WTI Crude Oil Spot Price data by YCharts

In 2020, many companies were forced to curtail production due to lower prices and weak demand. This year, many companies have chosen to moderately increase production to strengthen their balance sheets and focus on generating positive free cash flow (FCF). This widespread consensus strategy is causing runaway oil and gas prices, much to the benefit of the industry. While new players may be inclined to ramp production to take advantage of seven-year high prices, there’s also investor pressure not to take on too much debt. Overly leveraged companies have been prone to cutting dividends, selling assets at the wrong time, or even bankruptcy.

A few energy stocks worth buying now

When it comes to good buys now, investors should turn toward companies that aren’t solely succeeding because prices are high, but rather, have proven they can weather downturns. In the exploration and production (E&P) side of oil and gas, ConocoPhillips(NYSE:COP) has spent several years improving its efficiency so that it can break even at lower prices. Its strategy proved effective in 2020, as ConocoPhillips was one of just a handful of E&Ps that generated positive FCF.

COP Free Cash Flow (Annual) data by YCharts

The chart looks bad, but it’s worth bearing in mind that few companies could navigate a sub-$40 oil market.

Chevron (NYSE:CVX) and ExxonMobil were some of the only integrated oil majors that didn’t cut their dividends. Like ConocoPhillips, Chevron prides itself on generating positive FCF even at low prices, sporting the healthiest balance sheet of its peers, and having an attractive and diversified asset portfolio.

With an annual dividend yield of 6.5%, Kinder Morgan (NYSE:KMI) is one of the few S&P 500 components that gives investors enough income to combat the current inflation rate. The company performed extremely well in 2020. Its 2021 full-year figures should come in close to its 2019 performance. Unlike ConocoPhillips and Chevron, Kinder Morgan can only benefit so much from higher prices because its long-term contracts cap its upside. But they also limit downside risk, which is why Kinder Morgan’s business did well in 2020.

Management continues to reinforce its low spending strategy, a strong balance sheet, and plenty of FCF generation to fund its dividend and buy back shares. For risk-averse investors or anyone looking for a high-yield dividend stock, Kinder Morgan remains one of the best options out there.

Stick to companies that can perform through thick and thin

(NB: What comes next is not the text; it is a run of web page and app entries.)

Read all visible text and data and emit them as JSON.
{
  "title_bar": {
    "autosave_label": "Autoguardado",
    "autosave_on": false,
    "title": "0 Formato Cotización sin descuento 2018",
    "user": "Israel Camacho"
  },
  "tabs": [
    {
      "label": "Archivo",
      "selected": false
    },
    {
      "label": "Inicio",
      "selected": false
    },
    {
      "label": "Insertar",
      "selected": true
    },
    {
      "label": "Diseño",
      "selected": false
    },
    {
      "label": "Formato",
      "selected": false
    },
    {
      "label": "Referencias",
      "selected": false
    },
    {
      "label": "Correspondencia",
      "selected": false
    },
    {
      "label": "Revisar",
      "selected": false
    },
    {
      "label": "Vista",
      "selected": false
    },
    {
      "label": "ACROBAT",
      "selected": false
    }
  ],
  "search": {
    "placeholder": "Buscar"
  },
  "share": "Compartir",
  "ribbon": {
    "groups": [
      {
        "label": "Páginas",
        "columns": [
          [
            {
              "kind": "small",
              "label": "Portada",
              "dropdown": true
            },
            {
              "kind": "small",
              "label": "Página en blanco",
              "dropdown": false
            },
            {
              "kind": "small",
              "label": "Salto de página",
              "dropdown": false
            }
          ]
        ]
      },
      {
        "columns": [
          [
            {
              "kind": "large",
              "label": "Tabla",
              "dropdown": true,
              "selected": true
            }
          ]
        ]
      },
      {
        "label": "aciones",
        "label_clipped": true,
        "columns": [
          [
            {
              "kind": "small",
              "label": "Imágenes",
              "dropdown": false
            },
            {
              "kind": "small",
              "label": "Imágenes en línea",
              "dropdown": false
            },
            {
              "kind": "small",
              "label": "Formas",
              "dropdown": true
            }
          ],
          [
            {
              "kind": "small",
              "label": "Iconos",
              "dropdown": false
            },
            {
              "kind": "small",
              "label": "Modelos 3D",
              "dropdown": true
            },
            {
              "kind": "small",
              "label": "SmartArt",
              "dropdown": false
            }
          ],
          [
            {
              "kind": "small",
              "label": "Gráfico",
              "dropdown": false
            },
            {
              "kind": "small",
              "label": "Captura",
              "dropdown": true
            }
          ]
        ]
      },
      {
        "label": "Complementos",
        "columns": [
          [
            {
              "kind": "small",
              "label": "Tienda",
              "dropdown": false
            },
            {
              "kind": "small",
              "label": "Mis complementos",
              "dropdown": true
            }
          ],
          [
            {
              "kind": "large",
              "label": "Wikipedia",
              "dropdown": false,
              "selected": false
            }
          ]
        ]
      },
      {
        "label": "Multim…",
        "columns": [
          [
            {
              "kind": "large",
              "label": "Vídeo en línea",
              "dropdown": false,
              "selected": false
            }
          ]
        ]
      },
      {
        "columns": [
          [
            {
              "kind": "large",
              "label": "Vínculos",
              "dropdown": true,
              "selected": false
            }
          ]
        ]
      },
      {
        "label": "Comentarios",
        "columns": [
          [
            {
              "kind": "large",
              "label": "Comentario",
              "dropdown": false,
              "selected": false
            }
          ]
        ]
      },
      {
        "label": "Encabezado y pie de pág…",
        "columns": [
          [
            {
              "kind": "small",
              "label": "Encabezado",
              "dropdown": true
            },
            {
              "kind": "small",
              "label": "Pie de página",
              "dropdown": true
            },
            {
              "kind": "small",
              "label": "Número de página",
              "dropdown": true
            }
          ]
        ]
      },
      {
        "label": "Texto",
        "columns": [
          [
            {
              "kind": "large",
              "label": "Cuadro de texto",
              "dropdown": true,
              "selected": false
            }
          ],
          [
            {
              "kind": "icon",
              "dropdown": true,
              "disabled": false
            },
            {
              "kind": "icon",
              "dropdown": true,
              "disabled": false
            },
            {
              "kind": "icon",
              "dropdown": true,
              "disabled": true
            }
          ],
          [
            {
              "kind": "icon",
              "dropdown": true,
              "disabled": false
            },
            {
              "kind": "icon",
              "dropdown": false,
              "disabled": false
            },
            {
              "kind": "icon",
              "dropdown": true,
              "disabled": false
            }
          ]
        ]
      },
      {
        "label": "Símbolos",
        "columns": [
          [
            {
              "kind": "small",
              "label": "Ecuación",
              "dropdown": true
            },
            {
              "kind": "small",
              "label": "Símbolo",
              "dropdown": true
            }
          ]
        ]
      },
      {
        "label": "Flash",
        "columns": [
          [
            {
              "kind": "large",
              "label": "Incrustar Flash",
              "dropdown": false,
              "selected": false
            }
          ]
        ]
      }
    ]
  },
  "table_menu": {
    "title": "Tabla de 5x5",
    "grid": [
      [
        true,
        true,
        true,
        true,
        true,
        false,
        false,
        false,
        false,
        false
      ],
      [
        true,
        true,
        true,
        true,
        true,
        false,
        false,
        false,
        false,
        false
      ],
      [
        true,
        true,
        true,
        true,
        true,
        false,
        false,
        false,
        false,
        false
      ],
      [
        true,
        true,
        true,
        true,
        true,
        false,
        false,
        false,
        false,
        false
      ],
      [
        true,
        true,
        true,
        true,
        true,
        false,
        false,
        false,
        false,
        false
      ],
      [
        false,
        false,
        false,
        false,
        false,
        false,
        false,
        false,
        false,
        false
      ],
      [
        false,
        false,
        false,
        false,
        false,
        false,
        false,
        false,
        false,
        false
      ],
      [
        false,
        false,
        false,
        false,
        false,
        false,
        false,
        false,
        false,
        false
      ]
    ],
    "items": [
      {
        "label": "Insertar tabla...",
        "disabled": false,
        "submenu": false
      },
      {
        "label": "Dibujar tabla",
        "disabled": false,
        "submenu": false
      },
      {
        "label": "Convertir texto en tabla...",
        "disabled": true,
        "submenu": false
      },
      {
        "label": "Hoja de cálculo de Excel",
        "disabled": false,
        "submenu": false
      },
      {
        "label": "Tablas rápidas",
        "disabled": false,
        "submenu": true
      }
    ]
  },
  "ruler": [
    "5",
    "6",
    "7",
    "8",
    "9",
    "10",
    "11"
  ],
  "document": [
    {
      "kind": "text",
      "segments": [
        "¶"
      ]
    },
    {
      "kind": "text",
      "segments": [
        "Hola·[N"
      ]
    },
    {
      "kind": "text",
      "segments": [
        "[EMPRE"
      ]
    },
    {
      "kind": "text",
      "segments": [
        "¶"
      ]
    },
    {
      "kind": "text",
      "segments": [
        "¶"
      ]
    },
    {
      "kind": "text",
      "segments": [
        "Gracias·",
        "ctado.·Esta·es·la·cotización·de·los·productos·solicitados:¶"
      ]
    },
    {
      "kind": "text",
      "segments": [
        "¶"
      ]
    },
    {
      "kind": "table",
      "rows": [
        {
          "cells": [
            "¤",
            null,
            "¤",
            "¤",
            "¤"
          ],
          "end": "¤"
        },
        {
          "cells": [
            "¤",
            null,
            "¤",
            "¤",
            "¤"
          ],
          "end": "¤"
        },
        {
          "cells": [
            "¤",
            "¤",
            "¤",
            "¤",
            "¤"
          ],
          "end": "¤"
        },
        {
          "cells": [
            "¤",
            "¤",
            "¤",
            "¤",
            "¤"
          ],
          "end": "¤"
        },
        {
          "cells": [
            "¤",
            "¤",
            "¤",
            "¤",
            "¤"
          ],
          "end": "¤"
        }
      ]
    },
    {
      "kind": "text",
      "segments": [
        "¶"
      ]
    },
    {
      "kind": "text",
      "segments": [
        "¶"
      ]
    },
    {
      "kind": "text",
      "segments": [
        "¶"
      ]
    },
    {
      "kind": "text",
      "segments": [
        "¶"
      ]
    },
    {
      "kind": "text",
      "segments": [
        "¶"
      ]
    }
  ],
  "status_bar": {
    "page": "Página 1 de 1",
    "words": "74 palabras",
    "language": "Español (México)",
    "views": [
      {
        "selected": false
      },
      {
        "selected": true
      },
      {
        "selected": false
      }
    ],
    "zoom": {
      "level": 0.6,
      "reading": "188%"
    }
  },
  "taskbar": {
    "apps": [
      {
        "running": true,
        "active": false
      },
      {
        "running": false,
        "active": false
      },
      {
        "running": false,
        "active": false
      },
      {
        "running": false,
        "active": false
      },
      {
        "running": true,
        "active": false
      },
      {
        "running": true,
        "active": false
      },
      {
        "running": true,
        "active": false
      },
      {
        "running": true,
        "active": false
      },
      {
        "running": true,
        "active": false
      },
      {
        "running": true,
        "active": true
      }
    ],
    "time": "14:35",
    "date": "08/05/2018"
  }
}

The energy sector is up an impressive 70% over the last year. But because it only makes up 2.9% of the S&P 500, its year of gains has only contributed a 2% gain to the index. Hopefully, investors will now have a better understanding of what makes up the S&P 500, as well as why it’s easy for the market to not move even if a large sector of the U.S economy is doing very well.

Although it may be tempting to go after leveraged energy stocks that are booming right now, a better long-term move is to go with established players like Chevron, ConocoPhillips, and Kinder Morgan. In a basket containing equal parts of each stock, an investor would get an average dividend yield of 4.6% and exposure to the oil and gas integrated value chain. 

This article represents the opinion of the writer, who may disagree with the “official” recommendation position of a Motley Fool premium advisory service. We’re motley! Questioning an investing thesis — even one of our own — helps us all think critically about investing and make decisions that help us become smarter, happier, and richer.